It is truly telling of the toxic behavior that still festers in the shadow of the Prespa Agreement, especially when university students are caught in the crossfire. Greek nationalists, misguided and fervent, seem to be under the impression that the Prespa Agreement is a blanket guarantee against any grievance that Greek groups concoct over their continued denial of the Macedonian people.
Recently, a Greek-Australian advocacy group, the ‘Macedonian’ League, put forth a severe, concentrated attempt to paint a group of university students in Melbourne posing with the Macedonian flag, joined by Turkish students with a Turkish flag, as perpetrators of “racial hatred and political advertising.” The student group, Melbourne University Macedonian Student Society (MUMSS), is accused of inappropriate use of the Macedonian flag.
The Greek group attempts to portray these university students as “racist” without presenting any supporting evidence outside of their own subjective nationalistic fears. This forced attempt by the Greek group to apply Australia’s Racial Discrimination Act (1975) to the situation is indisputably unsubstantiated–furthermore depicting yet another distortion of domestic legislation. Even more disturbing is that the ‘Macedonian’ League clearly attempts to ride the coattails of the rising trend of inciting ethnic tensions on university campuses to paint itself as a victimized group and garner sympathy. It is not difficult to see the apparent attempts at drawing parallels to other instances of ethnic violence when the ‘Macedonian’ League puts forth claims of a “serious incident” of “racial hatred” occurring on campus with the intention to “insult and humiliate” students of Greek descent.
The facts, while clear, should nonetheless be reiterated:
- Claims of “racial hatred” against Greeks in this instance are baseless.

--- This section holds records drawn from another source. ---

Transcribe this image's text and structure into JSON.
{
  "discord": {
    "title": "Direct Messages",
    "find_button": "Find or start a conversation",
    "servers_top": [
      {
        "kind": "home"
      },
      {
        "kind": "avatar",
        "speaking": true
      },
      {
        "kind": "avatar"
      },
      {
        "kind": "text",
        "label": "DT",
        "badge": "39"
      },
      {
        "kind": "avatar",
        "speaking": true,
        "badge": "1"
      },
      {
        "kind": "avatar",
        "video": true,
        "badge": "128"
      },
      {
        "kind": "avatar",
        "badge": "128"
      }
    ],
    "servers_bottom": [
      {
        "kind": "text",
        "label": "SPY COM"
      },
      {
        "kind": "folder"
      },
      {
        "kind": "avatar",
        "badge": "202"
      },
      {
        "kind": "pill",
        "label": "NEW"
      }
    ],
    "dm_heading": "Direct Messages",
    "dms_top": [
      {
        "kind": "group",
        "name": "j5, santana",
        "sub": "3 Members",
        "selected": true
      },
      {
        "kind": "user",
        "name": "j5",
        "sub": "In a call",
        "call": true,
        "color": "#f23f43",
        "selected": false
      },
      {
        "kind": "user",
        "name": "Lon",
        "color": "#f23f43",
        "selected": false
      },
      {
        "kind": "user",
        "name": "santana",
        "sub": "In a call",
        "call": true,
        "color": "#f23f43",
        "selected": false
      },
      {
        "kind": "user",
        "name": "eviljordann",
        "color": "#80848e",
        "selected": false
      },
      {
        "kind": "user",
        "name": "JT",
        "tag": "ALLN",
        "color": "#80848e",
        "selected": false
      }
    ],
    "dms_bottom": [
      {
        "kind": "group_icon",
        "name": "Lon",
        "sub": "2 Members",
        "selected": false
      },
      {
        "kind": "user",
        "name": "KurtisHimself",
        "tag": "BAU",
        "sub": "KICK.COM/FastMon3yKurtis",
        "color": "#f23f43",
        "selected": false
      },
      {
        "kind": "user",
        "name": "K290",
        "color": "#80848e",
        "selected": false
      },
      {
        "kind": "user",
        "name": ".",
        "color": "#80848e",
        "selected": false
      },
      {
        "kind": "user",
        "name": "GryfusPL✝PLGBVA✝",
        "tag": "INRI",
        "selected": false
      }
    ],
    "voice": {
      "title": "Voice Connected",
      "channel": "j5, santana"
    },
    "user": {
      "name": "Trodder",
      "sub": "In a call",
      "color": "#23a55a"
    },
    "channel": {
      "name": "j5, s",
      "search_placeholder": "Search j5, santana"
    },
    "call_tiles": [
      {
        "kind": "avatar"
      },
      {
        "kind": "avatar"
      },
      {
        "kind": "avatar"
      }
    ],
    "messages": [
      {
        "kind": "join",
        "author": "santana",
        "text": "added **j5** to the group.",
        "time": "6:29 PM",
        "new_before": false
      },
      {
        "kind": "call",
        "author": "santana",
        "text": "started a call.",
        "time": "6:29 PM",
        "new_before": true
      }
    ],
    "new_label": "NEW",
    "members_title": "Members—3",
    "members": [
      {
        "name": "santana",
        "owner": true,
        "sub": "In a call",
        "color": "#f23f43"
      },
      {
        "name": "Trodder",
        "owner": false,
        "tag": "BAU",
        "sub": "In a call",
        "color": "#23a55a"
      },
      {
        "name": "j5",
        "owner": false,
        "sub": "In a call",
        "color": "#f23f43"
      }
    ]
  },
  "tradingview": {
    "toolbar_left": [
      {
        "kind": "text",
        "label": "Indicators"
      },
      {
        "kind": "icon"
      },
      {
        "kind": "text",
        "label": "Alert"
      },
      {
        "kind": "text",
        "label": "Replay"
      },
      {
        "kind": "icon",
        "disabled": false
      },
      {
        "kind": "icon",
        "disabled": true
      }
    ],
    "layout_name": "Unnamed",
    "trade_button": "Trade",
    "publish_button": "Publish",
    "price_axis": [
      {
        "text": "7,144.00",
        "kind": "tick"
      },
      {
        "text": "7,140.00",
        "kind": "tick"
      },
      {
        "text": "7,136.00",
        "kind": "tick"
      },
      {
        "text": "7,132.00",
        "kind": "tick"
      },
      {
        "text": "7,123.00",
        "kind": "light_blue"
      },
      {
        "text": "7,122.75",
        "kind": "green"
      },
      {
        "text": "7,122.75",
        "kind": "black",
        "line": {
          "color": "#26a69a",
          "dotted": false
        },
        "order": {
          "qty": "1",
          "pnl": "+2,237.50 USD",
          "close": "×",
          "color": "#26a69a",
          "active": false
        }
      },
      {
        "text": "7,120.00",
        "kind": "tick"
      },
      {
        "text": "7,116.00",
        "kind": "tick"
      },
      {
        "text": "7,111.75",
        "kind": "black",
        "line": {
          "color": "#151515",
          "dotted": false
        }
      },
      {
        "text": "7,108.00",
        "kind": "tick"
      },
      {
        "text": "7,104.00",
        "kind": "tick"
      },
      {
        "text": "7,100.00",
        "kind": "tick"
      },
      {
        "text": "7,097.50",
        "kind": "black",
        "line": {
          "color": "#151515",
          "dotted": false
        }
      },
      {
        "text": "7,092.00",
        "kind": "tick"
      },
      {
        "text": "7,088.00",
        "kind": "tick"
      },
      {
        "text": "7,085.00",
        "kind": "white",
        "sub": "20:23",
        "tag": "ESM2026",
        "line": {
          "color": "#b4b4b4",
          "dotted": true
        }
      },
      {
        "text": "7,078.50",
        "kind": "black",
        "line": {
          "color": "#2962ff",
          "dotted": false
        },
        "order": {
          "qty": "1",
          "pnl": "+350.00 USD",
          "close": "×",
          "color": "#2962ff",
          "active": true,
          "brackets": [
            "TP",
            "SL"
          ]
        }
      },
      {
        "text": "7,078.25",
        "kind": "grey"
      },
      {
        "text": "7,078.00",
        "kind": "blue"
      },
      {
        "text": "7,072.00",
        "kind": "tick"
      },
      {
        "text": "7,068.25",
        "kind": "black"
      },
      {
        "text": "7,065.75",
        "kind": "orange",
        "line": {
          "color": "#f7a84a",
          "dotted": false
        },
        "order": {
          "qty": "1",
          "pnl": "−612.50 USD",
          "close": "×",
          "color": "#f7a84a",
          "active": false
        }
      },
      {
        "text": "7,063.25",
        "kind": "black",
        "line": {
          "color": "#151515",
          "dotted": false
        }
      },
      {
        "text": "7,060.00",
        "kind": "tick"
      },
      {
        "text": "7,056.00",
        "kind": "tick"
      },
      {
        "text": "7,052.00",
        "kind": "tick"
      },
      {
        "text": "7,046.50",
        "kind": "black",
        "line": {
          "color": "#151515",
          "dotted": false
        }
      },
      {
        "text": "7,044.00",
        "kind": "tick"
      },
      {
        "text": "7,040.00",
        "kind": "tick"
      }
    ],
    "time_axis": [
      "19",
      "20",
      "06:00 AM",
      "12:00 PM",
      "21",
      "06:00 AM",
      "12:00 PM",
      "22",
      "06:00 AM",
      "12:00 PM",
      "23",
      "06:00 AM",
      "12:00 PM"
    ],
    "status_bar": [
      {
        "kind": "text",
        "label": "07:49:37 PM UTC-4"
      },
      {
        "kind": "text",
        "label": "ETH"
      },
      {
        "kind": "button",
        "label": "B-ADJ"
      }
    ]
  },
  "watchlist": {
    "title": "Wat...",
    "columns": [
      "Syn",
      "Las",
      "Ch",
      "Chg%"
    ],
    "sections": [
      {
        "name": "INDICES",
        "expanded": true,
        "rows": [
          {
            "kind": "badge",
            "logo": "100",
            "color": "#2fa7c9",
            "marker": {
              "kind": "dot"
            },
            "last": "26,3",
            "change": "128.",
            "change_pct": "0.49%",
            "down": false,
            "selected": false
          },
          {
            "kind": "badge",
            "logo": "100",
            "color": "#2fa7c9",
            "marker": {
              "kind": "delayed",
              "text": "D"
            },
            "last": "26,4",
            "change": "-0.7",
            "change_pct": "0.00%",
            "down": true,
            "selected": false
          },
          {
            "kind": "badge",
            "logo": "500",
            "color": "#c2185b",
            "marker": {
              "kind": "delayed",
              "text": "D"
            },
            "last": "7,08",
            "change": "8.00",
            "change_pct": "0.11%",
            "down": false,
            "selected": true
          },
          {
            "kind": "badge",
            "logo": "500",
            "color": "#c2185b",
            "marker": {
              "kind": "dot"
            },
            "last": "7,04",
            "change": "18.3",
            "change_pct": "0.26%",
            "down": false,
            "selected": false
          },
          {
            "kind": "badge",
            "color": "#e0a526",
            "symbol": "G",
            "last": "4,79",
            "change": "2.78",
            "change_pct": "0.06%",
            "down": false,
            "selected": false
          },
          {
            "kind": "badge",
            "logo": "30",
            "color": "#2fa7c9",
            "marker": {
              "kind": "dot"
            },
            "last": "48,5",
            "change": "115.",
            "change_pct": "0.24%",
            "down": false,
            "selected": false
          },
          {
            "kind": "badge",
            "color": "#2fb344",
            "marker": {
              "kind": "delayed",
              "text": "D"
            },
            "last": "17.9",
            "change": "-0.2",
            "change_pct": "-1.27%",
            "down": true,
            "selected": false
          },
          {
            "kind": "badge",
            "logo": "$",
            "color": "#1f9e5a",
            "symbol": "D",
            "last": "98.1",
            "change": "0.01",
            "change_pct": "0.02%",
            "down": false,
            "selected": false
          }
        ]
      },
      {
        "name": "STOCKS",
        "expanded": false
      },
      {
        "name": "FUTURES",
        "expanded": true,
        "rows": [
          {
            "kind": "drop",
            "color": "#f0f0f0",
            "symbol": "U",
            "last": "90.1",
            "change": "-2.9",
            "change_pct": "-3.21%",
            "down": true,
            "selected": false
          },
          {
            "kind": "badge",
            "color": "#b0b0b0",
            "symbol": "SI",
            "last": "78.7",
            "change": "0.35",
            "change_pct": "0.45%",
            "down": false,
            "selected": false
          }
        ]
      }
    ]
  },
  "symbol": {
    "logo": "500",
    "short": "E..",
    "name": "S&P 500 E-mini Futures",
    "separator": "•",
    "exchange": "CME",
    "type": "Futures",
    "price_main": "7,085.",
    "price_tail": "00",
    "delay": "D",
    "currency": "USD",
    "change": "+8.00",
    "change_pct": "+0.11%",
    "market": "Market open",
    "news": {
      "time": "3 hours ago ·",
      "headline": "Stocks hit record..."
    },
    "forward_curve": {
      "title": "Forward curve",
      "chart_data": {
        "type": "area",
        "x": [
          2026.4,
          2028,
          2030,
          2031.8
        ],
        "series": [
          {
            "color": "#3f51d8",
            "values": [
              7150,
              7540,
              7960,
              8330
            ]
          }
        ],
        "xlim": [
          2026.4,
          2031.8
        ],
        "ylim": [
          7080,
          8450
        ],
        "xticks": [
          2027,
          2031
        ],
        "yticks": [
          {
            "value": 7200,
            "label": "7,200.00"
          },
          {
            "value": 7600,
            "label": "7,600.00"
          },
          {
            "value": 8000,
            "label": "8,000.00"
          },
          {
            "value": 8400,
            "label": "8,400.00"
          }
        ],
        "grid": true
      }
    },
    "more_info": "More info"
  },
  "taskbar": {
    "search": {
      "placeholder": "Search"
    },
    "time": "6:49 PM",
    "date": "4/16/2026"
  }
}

Not only do Macedonians and Greeks share a common Balkan/European heritage, but nothing in MUMSS’ foundation, constitution, operations, or outreach efforts, reinforces any ill-will or malice against the Greek people at all. The only references to Greece would be the Macedonian students who have origins in modern-day Greece.
- No objective claim to provocations against the Greek students can be made. Racial slurs, flag burnings, or harassment of Greek students is simply not what occurred here. The Macedonians participated in a joined, peaceful event with the Turkish Society to promote and appreciate their cultural heritages. While Greek students have repeatedly shouted the slur “Skopians” at the Macedonian students, there are no instances of MUMSS students openly insulting Greek students.
- The Melbourne University Macedonian Student Society is a non-political, cultural organization that receives no funding or support from the Macedonian government. As such, it is not bound to any stipulations outlined in the Prespa Agreement or any outstanding World International Property Organization (WIPO) copyright. Extrapolating such a fanciful claim reveals either willful deceit or a severe lack of understanding of the mechanics of international agreements.
- By the author’s own claim, private citizens would be subject to the speech codes of the Prespa Agreement. As such, he/she would be violating an international treaty by referencing the students as “Skopje” students instead of “Macedonian” students, per Article 1 (a) and (b) of the Prespa Agreement. Clearly, the Prespa Agreement does not work this way, therefore invalidating their claim.
- The sun of Kutlesh/Vergina is a symbol found throughout the lands of Macedonia, including the modern-day Republic of Macedonia. The reason Greek groups simply view it as an “expansionist symbol” is precisely because it is found throughout all of the territories of a divided Macedonia—a point Greeks have tried to bury with decades of ethnic cleansing campaigns and political intimidation.
- Over time, Macedonia has established relationships and alliances with numerous countries which have progressed from their hostile and/or unfavorable pasts. Turkey is no different. As citizens of the 21st century, we aim to create amicable relations, not only with people who share centuries of common history, but also with people who respect our existence. The reality that Greece has troubled relations with most, if not all, of its neighbors bears no interest on the Macedonians’ decisions to form friendships. Further, their right to do so does not, in any way, indicate an attack on Greeks. In fact, we would encourage Greek groups to pursue similar policies of relationship-building at all levels, particularly on university campuses.
However, given the hyper-nationalistic and paranoia-fueled environment that the Greek state and its diaspora groups continue to instill, these misguided responses come as no surprise. To these groups, any deviation from their national mythology regarding Macedonia is a direct attack on Greek history, Greek pride, and by extension, the Greek people. Some examples include a Macedonian-Greek dictionary, a Greek historian writing on Aegean Macedonia, and finally, a non-political Macedonian cultural club on a university campus. The United Macedonian Diaspora (UMD) does not need to expand upon the obvious and dangerous flaws in such an ideology.
Finally, UMD would like to remind the ‘Macedonian’ League that while UMD harbors no animosity towards the Greek people (or any people), accusing university students of hatred and racism, claims that would undoubtedly damage one’s future, is unacceptable. We seek common ground and understanding with the Greek people, but this has become increasingly more challenging to accomplish when groups such as the ‘Macedonian’ League intentionally inflame and polarize the spectrum.